Data about app and page elements:

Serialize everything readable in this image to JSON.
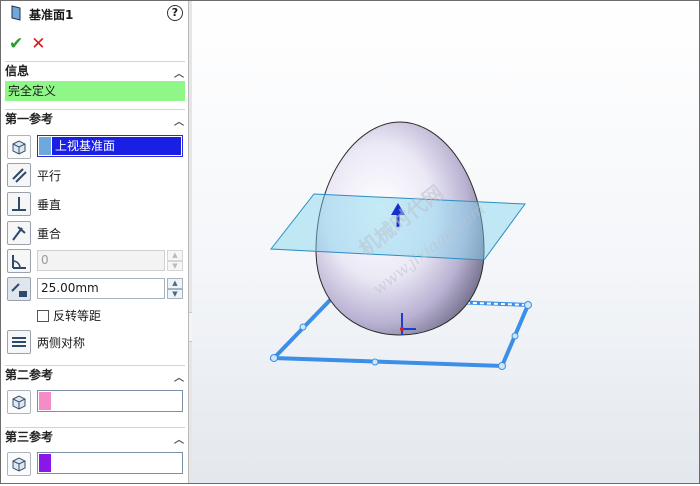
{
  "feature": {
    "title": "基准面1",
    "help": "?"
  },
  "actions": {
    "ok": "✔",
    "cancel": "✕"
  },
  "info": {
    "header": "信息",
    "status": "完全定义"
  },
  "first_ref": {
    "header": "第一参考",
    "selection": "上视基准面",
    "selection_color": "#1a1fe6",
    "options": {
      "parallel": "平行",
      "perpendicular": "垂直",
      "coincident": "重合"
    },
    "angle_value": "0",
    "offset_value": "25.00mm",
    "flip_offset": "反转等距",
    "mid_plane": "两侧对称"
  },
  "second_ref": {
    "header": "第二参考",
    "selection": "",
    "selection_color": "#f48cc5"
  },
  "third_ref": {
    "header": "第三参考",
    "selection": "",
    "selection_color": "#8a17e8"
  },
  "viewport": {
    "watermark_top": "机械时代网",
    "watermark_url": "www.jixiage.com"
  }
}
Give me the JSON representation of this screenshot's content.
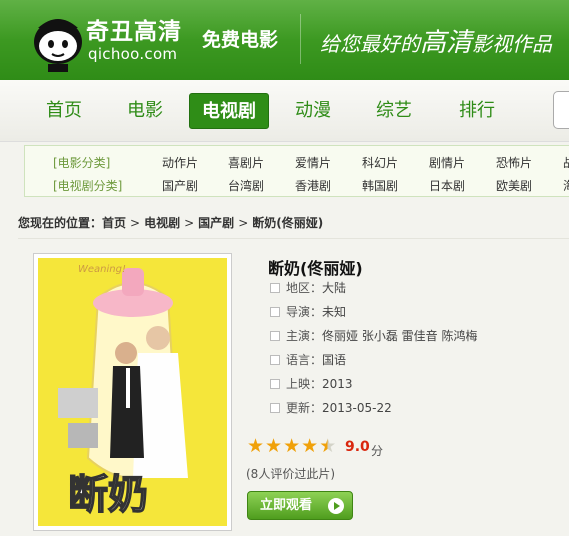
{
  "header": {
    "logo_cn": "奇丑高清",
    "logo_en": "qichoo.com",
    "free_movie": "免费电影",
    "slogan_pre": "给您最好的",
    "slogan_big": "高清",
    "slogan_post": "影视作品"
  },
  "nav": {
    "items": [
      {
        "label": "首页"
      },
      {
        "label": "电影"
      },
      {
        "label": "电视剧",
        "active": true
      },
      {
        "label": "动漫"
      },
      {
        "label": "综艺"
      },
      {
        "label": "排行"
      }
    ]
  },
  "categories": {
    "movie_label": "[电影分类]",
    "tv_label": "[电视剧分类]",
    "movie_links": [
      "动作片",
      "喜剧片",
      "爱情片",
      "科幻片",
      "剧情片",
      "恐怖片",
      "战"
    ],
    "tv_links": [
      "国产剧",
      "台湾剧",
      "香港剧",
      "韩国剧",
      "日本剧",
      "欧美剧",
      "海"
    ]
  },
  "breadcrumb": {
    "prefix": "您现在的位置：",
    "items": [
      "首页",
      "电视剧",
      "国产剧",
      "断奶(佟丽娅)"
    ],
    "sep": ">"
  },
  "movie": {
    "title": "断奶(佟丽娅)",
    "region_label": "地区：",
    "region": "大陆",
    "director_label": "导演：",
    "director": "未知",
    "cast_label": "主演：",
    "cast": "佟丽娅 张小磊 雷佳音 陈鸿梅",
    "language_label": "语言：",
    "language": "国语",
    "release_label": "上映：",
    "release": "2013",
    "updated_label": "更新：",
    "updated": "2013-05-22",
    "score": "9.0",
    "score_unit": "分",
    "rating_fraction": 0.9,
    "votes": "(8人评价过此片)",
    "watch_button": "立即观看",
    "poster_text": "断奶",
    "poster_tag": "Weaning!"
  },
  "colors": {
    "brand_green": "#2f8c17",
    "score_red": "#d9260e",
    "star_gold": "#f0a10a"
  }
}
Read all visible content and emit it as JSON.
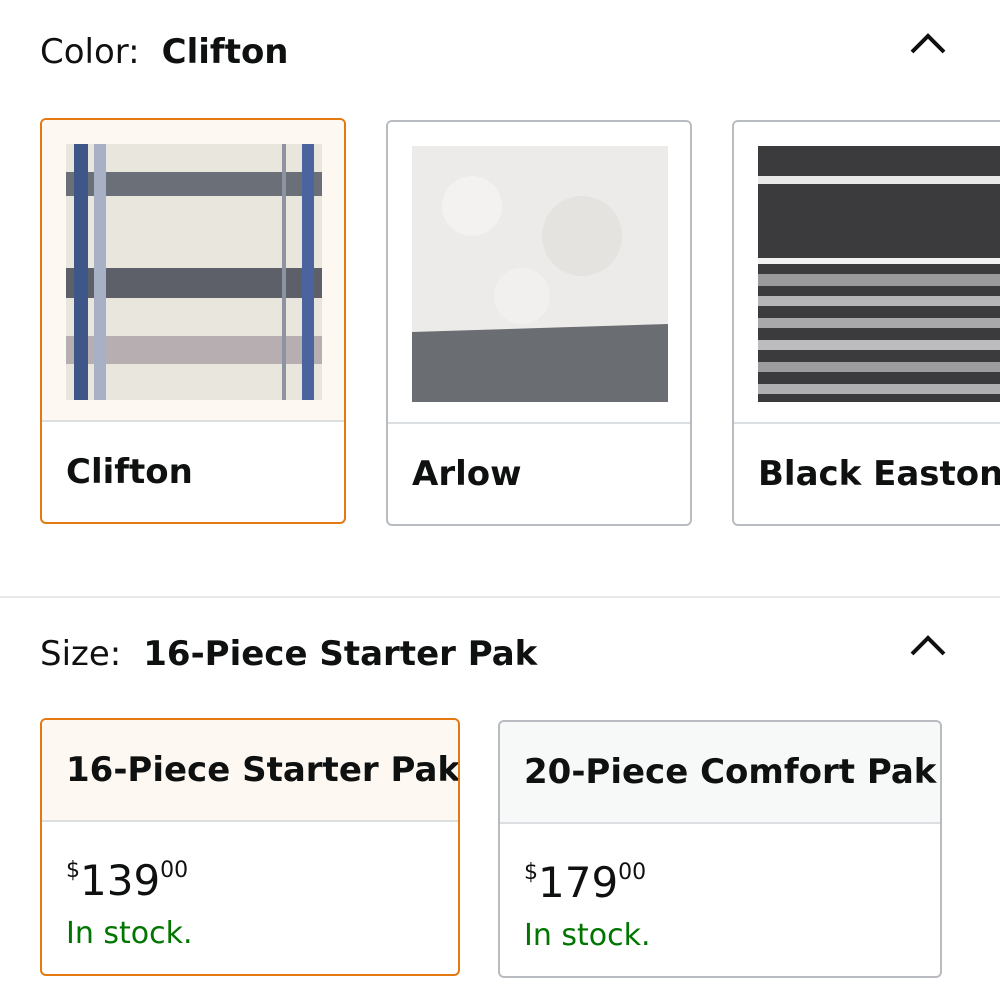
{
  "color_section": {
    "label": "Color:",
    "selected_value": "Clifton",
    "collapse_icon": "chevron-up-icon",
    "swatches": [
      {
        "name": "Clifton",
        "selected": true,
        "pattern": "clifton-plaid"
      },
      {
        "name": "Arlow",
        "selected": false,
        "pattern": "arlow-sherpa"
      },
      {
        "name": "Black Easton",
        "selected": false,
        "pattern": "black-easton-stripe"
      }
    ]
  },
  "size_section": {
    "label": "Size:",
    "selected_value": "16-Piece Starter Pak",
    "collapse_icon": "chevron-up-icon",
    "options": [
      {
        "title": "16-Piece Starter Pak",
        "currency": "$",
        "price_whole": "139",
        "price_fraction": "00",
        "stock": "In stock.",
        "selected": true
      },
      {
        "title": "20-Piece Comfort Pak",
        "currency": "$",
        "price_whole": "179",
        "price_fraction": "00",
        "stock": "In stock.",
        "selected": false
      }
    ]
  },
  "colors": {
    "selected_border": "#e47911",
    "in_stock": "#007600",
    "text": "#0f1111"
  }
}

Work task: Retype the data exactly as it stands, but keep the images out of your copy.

Answer space:
Serialize everything readable in this image to JSON.
{
  "feature": {
    "title": "基准面1",
    "help": "?"
  },
  "actions": {
    "ok": "✔",
    "cancel": "✕"
  },
  "info": {
    "header": "信息",
    "status": "完全定义"
  },
  "first_ref": {
    "header": "第一参考",
    "selection": "上视基准面",
    "selection_color": "#1a1fe6",
    "options": {
      "parallel": "平行",
      "perpendicular": "垂直",
      "coincident": "重合"
    },
    "angle_value": "0",
    "offset_value": "25.00mm",
    "flip_offset": "反转等距",
    "mid_plane": "两侧对称"
  },
  "second_ref": {
    "header": "第二参考",
    "selection": "",
    "selection_color": "#f48cc5"
  },
  "third_ref": {
    "header": "第三参考",
    "selection": "",
    "selection_color": "#8a17e8"
  },
  "viewport": {
    "watermark_top": "机械时代网",
    "watermark_url": "www.jixiage.com"
  }
}
Give me the JSON representation of this screenshot's content.
{
  "header": {
    "logo_cn": "奇丑高清",
    "logo_en": "qichoo.com",
    "free_movie": "免费电影",
    "slogan_pre": "给您最好的",
    "slogan_big": "高清",
    "slogan_post": "影视作品"
  },
  "nav": {
    "items": [
      {
        "label": "首页"
      },
      {
        "label": "电影"
      },
      {
        "label": "电视剧",
        "active": true
      },
      {
        "label": "动漫"
      },
      {
        "label": "综艺"
      },
      {
        "label": "排行"
      }
    ]
  },
  "categories": {
    "movie_label": "[电影分类]",
    "tv_label": "[电视剧分类]",
    "movie_links": [
      "动作片",
      "喜剧片",
      "爱情片",
      "科幻片",
      "剧情片",
      "恐怖片",
      "战"
    ],
    "tv_links": [
      "国产剧",
      "台湾剧",
      "香港剧",
      "韩国剧",
      "日本剧",
      "欧美剧",
      "海"
    ]
  },
  "breadcrumb": {
    "prefix": "您现在的位置：",
    "items": [
      "首页",
      "电视剧",
      "国产剧",
      "断奶(佟丽娅)"
    ],
    "sep": ">"
  },
  "movie": {
    "title": "断奶(佟丽娅)",
    "region_label": "地区：",
    "region": "大陆",
    "director_label": "导演：",
    "director": "未知",
    "cast_label": "主演：",
    "cast": "佟丽娅 张小磊 雷佳音 陈鸿梅",
    "language_label": "语言：",
    "language": "国语",
    "release_label": "上映：",
    "release": "2013",
    "updated_label": "更新：",
    "updated": "2013-05-22",
    "score": "9.0",
    "score_unit": "分",
    "rating_fraction": 0.9,
    "votes": "(8人评价过此片)",
    "watch_button": "立即观看",
    "poster_text": "断奶",
    "poster_tag": "Weaning!"
  },
  "colors": {
    "brand_green": "#2f8c17",
    "score_red": "#d9260e",
    "star_gold": "#f0a10a"
  }
}
Read all visible content and emit it as JSON.
{
  "color_section": {
    "label": "Color:",
    "selected_value": "Clifton",
    "collapse_icon": "chevron-up-icon",
    "swatches": [
      {
        "name": "Clifton",
        "selected": true,
        "pattern": "clifton-plaid"
      },
      {
        "name": "Arlow",
        "selected": false,
        "pattern": "arlow-sherpa"
      },
      {
        "name": "Black Easton",
        "selected": false,
        "pattern": "black-easton-stripe"
      }
    ]
  },
  "size_section": {
    "label": "Size:",
    "selected_value": "16-Piece Starter Pak",
    "collapse_icon": "chevron-up-icon",
    "options": [
      {
        "title": "16-Piece Starter Pak",
        "currency": "$",
        "price_whole": "139",
        "price_fraction": "00",
        "stock": "In stock.",
        "selected": true
      },
      {
        "title": "20-Piece Comfort Pak",
        "currency": "$",
        "price_whole": "179",
        "price_fraction": "00",
        "stock": "In stock.",
        "selected": false
      }
    ]
  },
  "colors": {
    "selected_border": "#e47911",
    "in_stock": "#007600",
    "text": "#0f1111"
  }
}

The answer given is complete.